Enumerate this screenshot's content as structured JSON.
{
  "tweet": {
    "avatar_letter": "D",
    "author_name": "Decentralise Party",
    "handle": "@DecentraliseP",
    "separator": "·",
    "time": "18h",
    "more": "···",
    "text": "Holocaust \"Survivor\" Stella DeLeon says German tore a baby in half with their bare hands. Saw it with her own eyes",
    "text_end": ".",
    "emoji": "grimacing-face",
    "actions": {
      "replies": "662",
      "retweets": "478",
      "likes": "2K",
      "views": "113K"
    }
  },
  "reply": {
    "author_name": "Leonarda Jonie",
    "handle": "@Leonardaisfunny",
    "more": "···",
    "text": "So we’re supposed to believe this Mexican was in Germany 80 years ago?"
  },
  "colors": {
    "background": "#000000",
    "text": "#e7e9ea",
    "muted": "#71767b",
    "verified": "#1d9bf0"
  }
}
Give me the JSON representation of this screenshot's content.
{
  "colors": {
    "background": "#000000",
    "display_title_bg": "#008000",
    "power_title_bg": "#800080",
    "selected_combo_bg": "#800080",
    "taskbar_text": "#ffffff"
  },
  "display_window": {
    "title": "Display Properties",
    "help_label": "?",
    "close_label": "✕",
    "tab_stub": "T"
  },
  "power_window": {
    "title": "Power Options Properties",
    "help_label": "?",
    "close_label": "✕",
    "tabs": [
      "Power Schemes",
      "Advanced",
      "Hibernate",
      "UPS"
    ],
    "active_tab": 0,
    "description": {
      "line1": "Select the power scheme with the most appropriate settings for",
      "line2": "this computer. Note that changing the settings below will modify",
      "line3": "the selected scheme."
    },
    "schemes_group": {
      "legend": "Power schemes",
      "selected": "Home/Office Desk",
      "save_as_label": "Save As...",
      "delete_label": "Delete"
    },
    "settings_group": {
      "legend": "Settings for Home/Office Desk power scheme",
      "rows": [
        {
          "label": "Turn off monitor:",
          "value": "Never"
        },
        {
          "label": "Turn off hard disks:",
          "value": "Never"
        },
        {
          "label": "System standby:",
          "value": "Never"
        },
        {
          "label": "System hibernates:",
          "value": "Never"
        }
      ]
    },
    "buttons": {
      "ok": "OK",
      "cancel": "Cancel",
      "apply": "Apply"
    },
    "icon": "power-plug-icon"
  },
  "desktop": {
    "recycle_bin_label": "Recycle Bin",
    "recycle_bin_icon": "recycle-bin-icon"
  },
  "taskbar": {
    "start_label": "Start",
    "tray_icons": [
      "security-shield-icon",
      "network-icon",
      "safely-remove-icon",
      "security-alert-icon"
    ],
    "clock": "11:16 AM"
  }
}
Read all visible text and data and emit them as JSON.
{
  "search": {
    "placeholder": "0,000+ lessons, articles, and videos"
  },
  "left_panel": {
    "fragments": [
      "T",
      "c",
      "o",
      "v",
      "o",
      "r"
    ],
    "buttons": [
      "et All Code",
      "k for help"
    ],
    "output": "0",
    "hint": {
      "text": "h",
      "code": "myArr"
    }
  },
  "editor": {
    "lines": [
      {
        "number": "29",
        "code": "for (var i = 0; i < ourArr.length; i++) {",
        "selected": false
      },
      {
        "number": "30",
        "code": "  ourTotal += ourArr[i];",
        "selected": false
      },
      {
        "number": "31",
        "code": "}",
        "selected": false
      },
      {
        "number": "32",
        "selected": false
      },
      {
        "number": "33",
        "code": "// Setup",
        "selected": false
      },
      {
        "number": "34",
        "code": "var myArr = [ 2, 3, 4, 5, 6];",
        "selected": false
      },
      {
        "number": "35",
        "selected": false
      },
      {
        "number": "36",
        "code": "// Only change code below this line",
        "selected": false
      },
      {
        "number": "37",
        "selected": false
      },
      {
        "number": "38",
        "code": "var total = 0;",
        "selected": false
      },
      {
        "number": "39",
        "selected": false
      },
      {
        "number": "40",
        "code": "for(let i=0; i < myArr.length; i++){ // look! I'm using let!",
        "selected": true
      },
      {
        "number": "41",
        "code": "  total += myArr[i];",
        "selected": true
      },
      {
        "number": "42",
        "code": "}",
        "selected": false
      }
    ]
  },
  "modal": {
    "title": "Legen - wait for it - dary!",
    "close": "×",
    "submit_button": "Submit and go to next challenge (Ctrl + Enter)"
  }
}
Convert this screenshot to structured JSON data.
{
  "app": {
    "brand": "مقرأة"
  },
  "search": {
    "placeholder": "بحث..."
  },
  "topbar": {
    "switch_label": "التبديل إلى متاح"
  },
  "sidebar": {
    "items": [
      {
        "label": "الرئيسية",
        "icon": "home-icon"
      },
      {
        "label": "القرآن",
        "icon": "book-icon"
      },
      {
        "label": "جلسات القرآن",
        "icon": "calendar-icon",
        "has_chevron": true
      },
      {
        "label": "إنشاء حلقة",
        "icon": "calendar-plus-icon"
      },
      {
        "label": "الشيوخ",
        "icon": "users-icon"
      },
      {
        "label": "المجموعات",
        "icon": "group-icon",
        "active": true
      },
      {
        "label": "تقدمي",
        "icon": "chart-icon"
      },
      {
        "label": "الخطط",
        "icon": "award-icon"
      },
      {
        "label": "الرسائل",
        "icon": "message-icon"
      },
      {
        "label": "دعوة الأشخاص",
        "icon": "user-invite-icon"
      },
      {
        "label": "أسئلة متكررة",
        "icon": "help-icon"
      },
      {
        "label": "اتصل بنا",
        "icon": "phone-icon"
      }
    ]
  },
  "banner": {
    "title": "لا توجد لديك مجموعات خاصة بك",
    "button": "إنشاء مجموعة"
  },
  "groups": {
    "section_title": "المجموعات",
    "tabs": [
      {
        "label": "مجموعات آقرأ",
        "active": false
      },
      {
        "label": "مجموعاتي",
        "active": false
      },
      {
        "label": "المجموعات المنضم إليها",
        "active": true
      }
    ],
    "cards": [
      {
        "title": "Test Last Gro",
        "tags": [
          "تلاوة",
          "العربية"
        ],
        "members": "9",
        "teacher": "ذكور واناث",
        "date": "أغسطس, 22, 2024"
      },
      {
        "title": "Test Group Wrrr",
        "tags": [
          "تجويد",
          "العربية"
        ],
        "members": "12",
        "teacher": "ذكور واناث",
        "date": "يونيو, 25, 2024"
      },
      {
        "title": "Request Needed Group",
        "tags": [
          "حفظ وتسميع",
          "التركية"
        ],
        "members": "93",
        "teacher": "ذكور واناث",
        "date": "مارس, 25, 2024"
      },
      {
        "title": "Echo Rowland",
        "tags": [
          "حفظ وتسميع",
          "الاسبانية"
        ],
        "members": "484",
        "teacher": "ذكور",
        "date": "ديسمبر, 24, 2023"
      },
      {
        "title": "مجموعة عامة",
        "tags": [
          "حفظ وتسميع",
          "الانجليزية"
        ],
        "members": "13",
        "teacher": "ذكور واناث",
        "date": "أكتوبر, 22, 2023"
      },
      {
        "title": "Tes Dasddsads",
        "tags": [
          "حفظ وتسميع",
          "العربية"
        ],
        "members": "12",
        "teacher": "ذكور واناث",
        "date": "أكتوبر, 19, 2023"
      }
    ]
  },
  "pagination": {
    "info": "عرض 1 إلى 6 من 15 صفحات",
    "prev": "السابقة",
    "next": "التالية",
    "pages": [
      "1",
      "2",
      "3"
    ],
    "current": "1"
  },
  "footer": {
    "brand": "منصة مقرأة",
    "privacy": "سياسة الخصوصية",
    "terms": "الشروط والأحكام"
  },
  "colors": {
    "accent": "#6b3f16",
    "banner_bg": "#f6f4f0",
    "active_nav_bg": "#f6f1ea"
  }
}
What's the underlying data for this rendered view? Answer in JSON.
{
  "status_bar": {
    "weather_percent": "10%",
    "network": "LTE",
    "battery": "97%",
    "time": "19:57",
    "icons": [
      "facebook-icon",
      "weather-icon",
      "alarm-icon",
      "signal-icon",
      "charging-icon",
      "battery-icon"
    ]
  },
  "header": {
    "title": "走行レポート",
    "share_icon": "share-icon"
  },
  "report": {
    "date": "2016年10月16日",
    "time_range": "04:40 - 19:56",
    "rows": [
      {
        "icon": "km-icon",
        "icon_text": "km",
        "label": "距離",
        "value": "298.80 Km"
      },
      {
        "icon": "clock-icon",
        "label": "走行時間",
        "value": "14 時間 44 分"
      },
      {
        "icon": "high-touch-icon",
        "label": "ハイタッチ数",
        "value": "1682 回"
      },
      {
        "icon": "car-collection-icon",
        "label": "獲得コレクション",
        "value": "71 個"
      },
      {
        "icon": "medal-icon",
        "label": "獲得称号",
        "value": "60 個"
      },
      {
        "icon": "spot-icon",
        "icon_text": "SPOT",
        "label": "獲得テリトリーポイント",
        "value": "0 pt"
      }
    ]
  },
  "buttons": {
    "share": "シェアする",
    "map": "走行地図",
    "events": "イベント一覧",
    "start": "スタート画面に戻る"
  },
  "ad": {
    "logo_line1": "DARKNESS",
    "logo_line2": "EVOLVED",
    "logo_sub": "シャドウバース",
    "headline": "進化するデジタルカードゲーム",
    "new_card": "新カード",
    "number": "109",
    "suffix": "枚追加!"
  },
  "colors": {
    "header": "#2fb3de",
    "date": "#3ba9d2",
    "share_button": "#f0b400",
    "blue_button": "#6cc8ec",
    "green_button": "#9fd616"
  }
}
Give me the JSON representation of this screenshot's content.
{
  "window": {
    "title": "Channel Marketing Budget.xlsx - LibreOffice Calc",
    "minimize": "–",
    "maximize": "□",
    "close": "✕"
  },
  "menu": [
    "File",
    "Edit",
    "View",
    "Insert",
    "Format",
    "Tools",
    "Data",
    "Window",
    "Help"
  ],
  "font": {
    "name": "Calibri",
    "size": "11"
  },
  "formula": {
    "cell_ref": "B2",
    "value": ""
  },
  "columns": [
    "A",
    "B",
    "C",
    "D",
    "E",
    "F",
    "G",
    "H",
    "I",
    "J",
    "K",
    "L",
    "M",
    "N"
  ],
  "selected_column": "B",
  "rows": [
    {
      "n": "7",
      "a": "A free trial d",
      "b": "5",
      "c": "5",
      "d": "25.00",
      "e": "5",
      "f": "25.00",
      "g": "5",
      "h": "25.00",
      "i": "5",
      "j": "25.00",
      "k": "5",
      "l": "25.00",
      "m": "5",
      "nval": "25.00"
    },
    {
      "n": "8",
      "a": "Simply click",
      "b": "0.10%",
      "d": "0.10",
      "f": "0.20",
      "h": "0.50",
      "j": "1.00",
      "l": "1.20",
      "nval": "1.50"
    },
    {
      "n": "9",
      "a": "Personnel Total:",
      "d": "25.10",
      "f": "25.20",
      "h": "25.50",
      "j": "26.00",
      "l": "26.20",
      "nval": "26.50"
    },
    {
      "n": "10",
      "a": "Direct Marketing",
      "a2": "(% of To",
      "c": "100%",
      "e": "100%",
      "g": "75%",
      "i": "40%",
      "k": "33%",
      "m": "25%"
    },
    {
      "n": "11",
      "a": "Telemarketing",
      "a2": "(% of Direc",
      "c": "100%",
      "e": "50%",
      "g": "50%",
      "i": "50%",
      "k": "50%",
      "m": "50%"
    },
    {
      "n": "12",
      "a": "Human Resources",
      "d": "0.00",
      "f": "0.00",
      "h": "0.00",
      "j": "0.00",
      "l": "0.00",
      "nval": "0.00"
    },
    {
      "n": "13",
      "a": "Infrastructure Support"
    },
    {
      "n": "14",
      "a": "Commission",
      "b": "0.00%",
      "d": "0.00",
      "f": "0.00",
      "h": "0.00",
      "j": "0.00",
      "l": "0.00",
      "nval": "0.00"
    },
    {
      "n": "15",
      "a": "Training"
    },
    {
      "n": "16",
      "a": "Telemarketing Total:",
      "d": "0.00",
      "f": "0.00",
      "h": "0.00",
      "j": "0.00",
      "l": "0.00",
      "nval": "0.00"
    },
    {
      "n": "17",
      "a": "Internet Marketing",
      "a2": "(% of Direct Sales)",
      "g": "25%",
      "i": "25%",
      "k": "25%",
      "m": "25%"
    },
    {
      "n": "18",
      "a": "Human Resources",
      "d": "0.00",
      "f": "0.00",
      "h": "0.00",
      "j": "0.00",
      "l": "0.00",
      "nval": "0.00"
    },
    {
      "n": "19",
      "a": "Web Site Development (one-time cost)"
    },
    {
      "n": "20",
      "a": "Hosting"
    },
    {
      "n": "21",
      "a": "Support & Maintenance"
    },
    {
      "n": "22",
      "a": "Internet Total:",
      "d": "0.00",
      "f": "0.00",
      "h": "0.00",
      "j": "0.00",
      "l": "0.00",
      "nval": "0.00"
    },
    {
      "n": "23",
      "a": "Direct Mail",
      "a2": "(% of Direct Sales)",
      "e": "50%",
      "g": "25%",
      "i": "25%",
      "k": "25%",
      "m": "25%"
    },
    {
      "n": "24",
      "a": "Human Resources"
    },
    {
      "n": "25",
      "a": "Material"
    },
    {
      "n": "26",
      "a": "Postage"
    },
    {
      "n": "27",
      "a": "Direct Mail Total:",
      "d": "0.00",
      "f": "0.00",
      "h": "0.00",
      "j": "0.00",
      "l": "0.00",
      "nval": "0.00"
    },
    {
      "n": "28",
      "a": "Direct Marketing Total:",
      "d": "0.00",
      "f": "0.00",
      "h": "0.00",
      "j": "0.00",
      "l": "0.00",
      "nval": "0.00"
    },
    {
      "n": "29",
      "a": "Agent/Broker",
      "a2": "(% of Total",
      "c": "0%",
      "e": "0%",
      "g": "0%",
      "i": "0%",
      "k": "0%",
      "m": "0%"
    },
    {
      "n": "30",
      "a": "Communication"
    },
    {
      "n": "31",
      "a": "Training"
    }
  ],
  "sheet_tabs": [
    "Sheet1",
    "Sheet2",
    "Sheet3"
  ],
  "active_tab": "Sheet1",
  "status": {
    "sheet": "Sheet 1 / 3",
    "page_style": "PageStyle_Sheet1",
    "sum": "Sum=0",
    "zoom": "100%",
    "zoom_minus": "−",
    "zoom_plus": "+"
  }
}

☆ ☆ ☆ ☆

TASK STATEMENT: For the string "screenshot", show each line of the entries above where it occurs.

PROBLEM SOLUTION:
Enumerate this screenshot's content as structured JSON.
Give me the JSON representation of this screenshot's content.
Convert this screenshot to structured JSON data.
Give me the JSON representation of this screenshot's content.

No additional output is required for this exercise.